Kirk, Grp III's have better solvency than Group IV's, but you give up a little volatility.

Those Group III's need the extra solvency to clean up some of the sludge/varnish that they are still to prone to creating. Group III oils were also used in some of those sludge monster cars,while group IV oils did a much better job in said engines.
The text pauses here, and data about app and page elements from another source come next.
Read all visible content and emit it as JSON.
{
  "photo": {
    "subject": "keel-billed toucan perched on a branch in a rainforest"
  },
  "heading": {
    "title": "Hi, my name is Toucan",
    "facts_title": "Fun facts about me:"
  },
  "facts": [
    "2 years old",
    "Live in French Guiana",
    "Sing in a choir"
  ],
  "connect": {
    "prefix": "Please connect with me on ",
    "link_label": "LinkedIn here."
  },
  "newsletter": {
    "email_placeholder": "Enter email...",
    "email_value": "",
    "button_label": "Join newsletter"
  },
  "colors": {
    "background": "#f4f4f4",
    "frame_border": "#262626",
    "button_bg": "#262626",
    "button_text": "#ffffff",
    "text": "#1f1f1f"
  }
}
I recall reading many articles where motorists had sludge damaged engines with the M1(group III oils),and other group III synthetics that failed,where group IV held up!

Remember,Group IV's don't typically sludge,so solvency is not really needed.

Group III oils if you burn them will cause some varnish,while the group IV oils do not.

Another interesting phenomenon is that well formulated group IV motor oils seem to still clean an engine that is sludged/varnished.

Group IV oils have solvent like properties without actually having any direct solvents making them passively clean the engine,but more importantly.......KEEP THE ENGINE CLEAN IN THE FIRST PLACE.

This is a Noria link discussing solvency.......


"For example, there have been numerous studies showing that the poor solvency of certain types of petroleum-based synthetics (and for that matter, highly refined mineral oils) can result in a greater tendency to lay down varnish in high-temperature applications such as gas turbines because the oil does not have the solvency to keep the oil-wetted components clean."
Last edited by captainkirk